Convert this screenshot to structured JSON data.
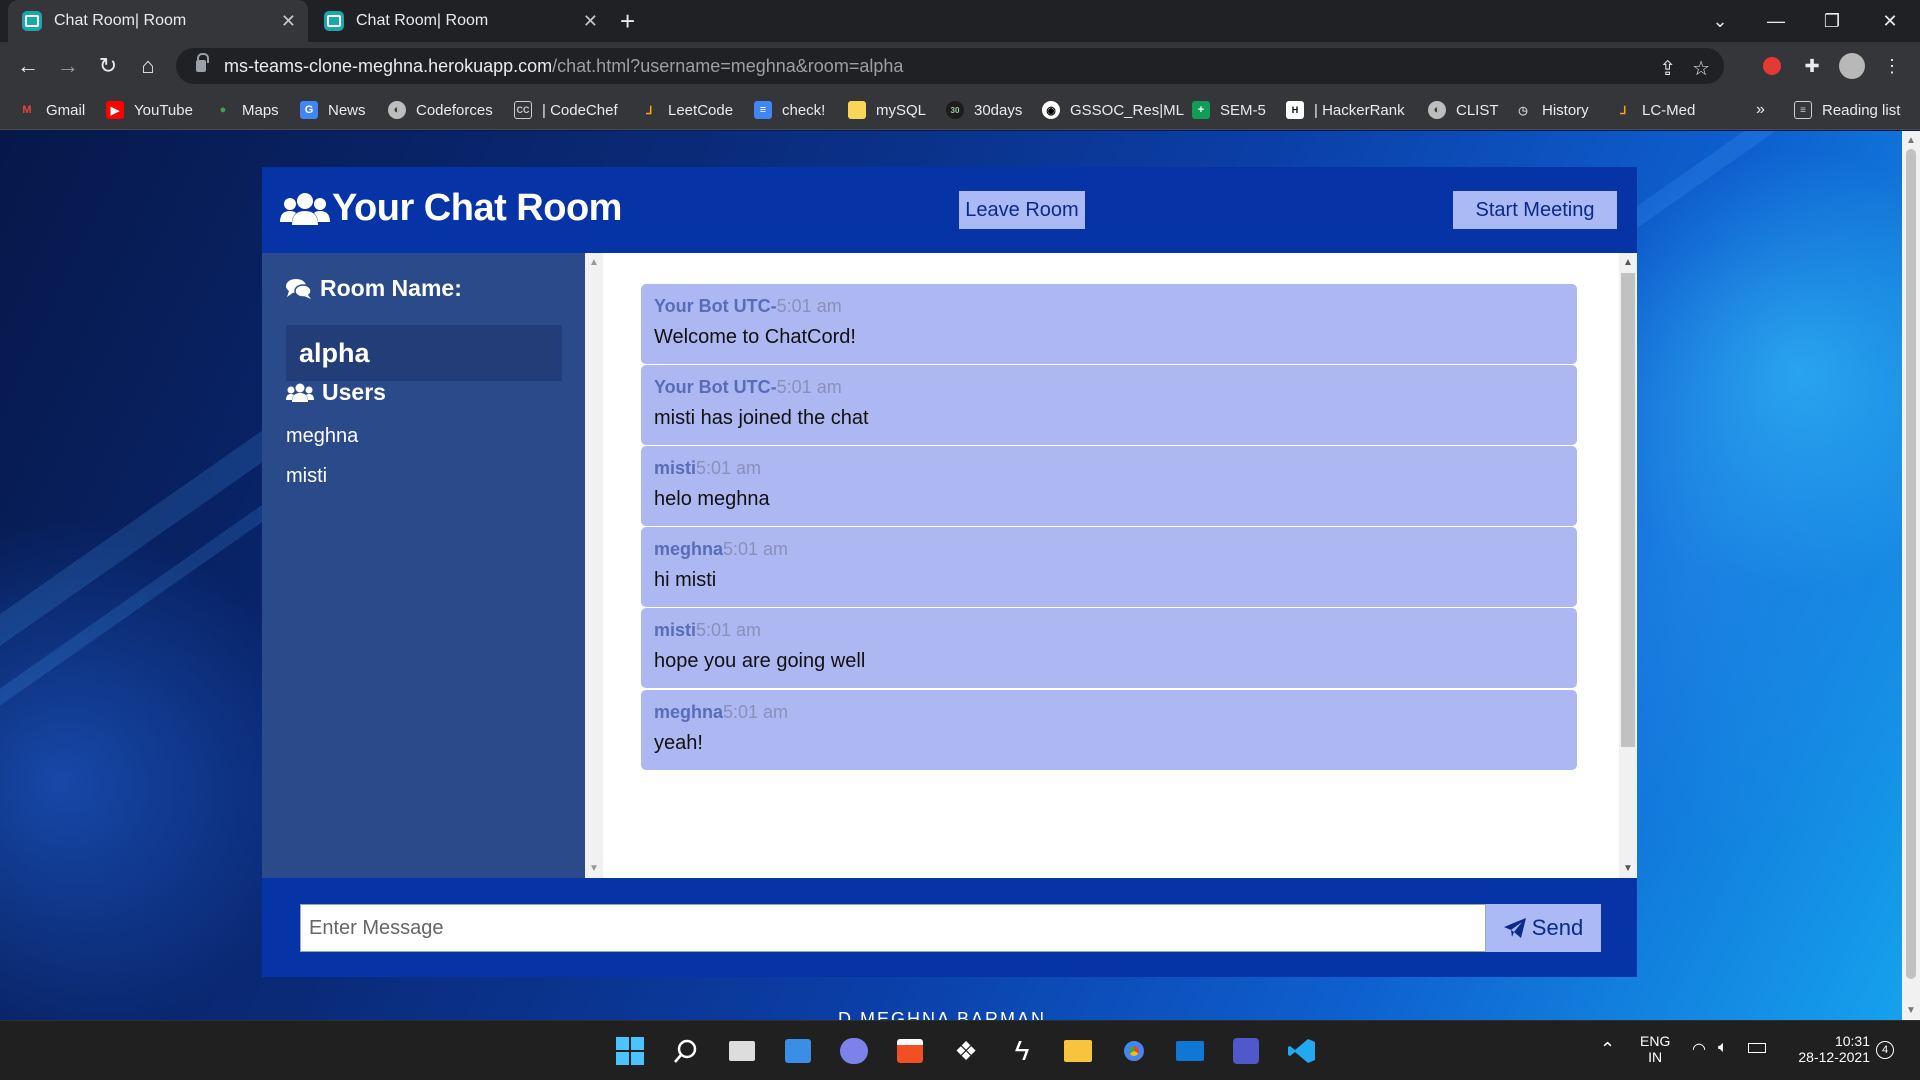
{
  "browser": {
    "tabs": [
      {
        "title": "Chat Room| Room",
        "active": true
      },
      {
        "title": "Chat Room| Room",
        "active": false
      }
    ],
    "url_host": "ms-teams-clone-meghna.herokuapp.com",
    "url_path": "/chat.html?username=meghna&room=alpha",
    "bookmarks": [
      "Gmail",
      "YouTube",
      "Maps",
      "News",
      "Codeforces",
      "| CodeChef",
      "LeetCode",
      "check!",
      "mySQL",
      "30days",
      "GSSOC_Res|ML",
      "SEM-5",
      "| HackerRank",
      "CLIST",
      "History",
      "LC-Med"
    ],
    "more_bookmarks": "»",
    "reading_list": "Reading list"
  },
  "chat": {
    "title": "Your Chat Room",
    "leave_label": "Leave Room",
    "meeting_label": "Start Meeting",
    "room_label": "Room Name:",
    "room_name": "alpha",
    "users_label": "Users",
    "users": [
      "meghna",
      "misti"
    ],
    "messages": [
      {
        "user": "Your Bot UTC-",
        "time": "5:01 am",
        "text": "Welcome to ChatCord!"
      },
      {
        "user": "Your Bot UTC-",
        "time": "5:01 am",
        "text": "misti has joined the chat"
      },
      {
        "user": "misti",
        "time": "5:01 am",
        "text": "helo meghna"
      },
      {
        "user": "meghna",
        "time": "5:01 am",
        "text": "hi misti"
      },
      {
        "user": "misti",
        "time": "5:01 am",
        "text": "hope you are going well"
      },
      {
        "user": "meghna",
        "time": "5:01 am",
        "text": "yeah!"
      }
    ],
    "input_placeholder": "Enter Message",
    "send_label": "Send",
    "footer": "D.MEGHNA BARMAN"
  },
  "taskbar": {
    "language": "ENG",
    "region": "IN",
    "time": "10:31",
    "date": "28-12-2021",
    "notification_count": "4"
  },
  "colors": {
    "header": "#0634a6",
    "sidebar": "#2b4a8a",
    "message_bg": "#adb8f2",
    "button_bg": "#abb9f5"
  }
}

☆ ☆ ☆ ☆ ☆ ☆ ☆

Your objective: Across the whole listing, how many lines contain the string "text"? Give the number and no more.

Answer section: 6